- _Task instructions_:
Copy each entry below exactly.

- _Exercise material_:
============

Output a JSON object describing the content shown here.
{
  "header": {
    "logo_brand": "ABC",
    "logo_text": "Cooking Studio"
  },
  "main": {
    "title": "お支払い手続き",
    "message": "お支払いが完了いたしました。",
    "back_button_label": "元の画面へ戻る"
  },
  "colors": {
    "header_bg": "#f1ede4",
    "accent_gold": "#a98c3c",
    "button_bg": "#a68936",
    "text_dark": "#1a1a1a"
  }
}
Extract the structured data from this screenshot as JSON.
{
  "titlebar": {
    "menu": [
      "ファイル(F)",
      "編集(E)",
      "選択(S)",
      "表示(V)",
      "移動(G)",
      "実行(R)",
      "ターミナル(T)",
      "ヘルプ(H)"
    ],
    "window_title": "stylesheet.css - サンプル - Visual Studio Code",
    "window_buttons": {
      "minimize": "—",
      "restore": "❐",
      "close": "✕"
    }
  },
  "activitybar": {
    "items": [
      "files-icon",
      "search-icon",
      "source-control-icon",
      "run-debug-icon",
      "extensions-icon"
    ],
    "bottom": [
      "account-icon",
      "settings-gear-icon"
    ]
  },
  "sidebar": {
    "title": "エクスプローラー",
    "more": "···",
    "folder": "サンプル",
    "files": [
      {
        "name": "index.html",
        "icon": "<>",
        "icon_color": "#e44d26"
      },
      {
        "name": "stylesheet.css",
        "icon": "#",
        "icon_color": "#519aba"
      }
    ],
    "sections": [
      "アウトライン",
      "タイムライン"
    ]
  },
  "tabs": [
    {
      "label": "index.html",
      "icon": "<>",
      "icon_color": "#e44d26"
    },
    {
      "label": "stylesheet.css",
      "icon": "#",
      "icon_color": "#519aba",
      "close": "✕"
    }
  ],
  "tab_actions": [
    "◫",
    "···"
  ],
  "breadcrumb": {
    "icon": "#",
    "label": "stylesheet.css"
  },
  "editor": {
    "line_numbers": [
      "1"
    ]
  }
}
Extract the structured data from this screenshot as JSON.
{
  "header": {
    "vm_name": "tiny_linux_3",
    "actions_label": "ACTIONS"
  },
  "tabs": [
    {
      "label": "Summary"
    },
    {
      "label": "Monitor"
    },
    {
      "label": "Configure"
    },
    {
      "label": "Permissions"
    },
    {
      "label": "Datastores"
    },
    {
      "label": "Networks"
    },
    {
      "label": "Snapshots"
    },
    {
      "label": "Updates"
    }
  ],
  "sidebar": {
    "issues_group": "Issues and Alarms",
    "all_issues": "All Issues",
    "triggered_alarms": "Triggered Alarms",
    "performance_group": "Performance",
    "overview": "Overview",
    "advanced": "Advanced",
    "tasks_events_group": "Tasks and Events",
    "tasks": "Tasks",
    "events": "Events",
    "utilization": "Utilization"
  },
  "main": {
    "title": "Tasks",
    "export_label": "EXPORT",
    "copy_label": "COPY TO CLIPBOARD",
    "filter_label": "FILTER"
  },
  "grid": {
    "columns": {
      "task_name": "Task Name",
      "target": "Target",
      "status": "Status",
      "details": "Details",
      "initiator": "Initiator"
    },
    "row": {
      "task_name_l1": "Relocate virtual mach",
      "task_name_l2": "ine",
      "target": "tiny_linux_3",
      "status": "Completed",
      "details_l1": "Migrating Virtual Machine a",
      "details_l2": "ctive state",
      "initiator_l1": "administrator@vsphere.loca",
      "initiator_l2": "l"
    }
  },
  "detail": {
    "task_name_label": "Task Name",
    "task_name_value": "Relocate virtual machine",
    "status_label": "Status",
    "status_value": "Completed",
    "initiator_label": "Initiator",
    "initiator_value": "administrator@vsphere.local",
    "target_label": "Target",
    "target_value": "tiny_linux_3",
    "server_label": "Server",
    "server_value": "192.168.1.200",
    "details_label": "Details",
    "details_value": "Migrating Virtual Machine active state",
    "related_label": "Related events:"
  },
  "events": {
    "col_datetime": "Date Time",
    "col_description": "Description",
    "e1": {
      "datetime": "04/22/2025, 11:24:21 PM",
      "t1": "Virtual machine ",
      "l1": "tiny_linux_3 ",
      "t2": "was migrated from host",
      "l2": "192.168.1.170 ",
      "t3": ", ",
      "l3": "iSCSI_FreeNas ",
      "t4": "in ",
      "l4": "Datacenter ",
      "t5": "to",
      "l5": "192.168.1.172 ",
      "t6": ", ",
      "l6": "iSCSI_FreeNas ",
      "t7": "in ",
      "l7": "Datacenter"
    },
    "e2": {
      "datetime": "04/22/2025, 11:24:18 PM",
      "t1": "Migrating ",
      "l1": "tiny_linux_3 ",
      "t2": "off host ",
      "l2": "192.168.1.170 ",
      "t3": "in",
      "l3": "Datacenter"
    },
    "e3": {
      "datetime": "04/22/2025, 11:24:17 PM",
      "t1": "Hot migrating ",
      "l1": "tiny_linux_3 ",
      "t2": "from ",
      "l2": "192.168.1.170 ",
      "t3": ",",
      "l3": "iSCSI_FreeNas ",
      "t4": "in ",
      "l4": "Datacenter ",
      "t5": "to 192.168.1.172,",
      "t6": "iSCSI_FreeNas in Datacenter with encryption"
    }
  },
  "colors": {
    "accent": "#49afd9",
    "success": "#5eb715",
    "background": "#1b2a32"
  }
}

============

- _Output for this exercise_:
Output a JSON object describing the content shown here.
{
  "header": {
    "logo_brand": "ABC",
    "logo_text": "Cooking Studio"
  },
  "main": {
    "title": "お支払い手続き",
    "message": "お支払いが完了いたしました。",
    "back_button_label": "元の画面へ戻る"
  },
  "colors": {
    "header_bg": "#f1ede4",
    "accent_gold": "#a98c3c",
    "button_bg": "#a68936",
    "text_dark": "#1a1a1a"
  }
}
Extract the structured data from this screenshot as JSON.
{
  "titlebar": {
    "menu": [
      "ファイル(F)",
      "編集(E)",
      "選択(S)",
      "表示(V)",
      "移動(G)",
      "実行(R)",
      "ターミナル(T)",
      "ヘルプ(H)"
    ],
    "window_title": "stylesheet.css - サンプル - Visual Studio Code",
    "window_buttons": {
      "minimize": "—",
      "restore": "❐",
      "close": "✕"
    }
  },
  "activitybar": {
    "items": [
      "files-icon",
      "search-icon",
      "source-control-icon",
      "run-debug-icon",
      "extensions-icon"
    ],
    "bottom": [
      "account-icon",
      "settings-gear-icon"
    ]
  },
  "sidebar": {
    "title": "エクスプローラー",
    "more": "···",
    "folder": "サンプル",
    "files": [
      {
        "name": "index.html",
        "icon": "<>",
        "icon_color": "#e44d26"
      },
      {
        "name": "stylesheet.css",
        "icon": "#",
        "icon_color": "#519aba"
      }
    ],
    "sections": [
      "アウトライン",
      "タイムライン"
    ]
  },
  "tabs": [
    {
      "label": "index.html",
      "icon": "<>",
      "icon_color": "#e44d26"
    },
    {
      "label": "stylesheet.css",
      "icon": "#",
      "icon_color": "#519aba",
      "close": "✕"
    }
  ],
  "tab_actions": [
    "◫",
    "···"
  ],
  "breadcrumb": {
    "icon": "#",
    "label": "stylesheet.css"
  },
  "editor": {
    "line_numbers": [
      "1"
    ]
  }
}
Extract the structured data from this screenshot as JSON.
{
  "header": {
    "vm_name": "tiny_linux_3",
    "actions_label": "ACTIONS"
  },
  "tabs": [
    {
      "label": "Summary"
    },
    {
      "label": "Monitor"
    },
    {
      "label": "Configure"
    },
    {
      "label": "Permissions"
    },
    {
      "label": "Datastores"
    },
    {
      "label": "Networks"
    },
    {
      "label": "Snapshots"
    },
    {
      "label": "Updates"
    }
  ],
  "sidebar": {
    "issues_group": "Issues and Alarms",
    "all_issues": "All Issues",
    "triggered_alarms": "Triggered Alarms",
    "performance_group": "Performance",
    "overview": "Overview",
    "advanced": "Advanced",
    "tasks_events_group": "Tasks and Events",
    "tasks": "Tasks",
    "events": "Events",
    "utilization": "Utilization"
  },
  "main": {
    "title": "Tasks",
    "export_label": "EXPORT",
    "copy_label": "COPY TO CLIPBOARD",
    "filter_label": "FILTER"
  },
  "grid": {
    "columns": {
      "task_name": "Task Name",
      "target": "Target",
      "status": "Status",
      "details": "Details",
      "initiator": "Initiator"
    },
    "row": {
      "task_name_l1": "Relocate virtual mach",
      "task_name_l2": "ine",
      "target": "tiny_linux_3",
      "status": "Completed",
      "details_l1": "Migrating Virtual Machine a",
      "details_l2": "ctive state",
      "initiator_l1": "administrator@vsphere.loca",
      "initiator_l2": "l"
    }
  },
  "detail": {
    "task_name_label": "Task Name",
    "task_name_value": "Relocate virtual machine",
    "status_label": "Status",
    "status_value": "Completed",
    "initiator_label": "Initiator",
    "initiator_value": "administrator@vsphere.local",
    "target_label": "Target",
    "target_value": "tiny_linux_3",
    "server_label": "Server",
    "server_value": "192.168.1.200",
    "details_label": "Details",
    "details_value": "Migrating Virtual Machine active state",
    "related_label": "Related events:"
  },
  "events": {
    "col_datetime": "Date Time",
    "col_description": "Description",
    "e1": {
      "datetime": "04/22/2025, 11:24:21 PM",
      "t1": "Virtual machine ",
      "l1": "tiny_linux_3 ",
      "t2": "was migrated from host",
      "l2": "192.168.1.170 ",
      "t3": ", ",
      "l3": "iSCSI_FreeNas ",
      "t4": "in ",
      "l4": "Datacenter ",
      "t5": "to",
      "l5": "192.168.1.172 ",
      "t6": ", ",
      "l6": "iSCSI_FreeNas ",
      "t7": "in ",
      "l7": "Datacenter"
    },
    "e2": {
      "datetime": "04/22/2025, 11:24:18 PM",
      "t1": "Migrating ",
      "l1": "tiny_linux_3 ",
      "t2": "off host ",
      "l2": "192.168.1.170 ",
      "t3": "in",
      "l3": "Datacenter"
    },
    "e3": {
      "datetime": "04/22/2025, 11:24:17 PM",
      "t1": "Hot migrating ",
      "l1": "tiny_linux_3 ",
      "t2": "from ",
      "l2": "192.168.1.170 ",
      "t3": ",",
      "l3": "iSCSI_FreeNas ",
      "t4": "in ",
      "l4": "Datacenter ",
      "t5": "to 192.168.1.172,",
      "t6": "iSCSI_FreeNas in Datacenter with encryption"
    }
  },
  "colors": {
    "accent": "#49afd9",
    "success": "#5eb715",
    "background": "#1b2a32"
  }
}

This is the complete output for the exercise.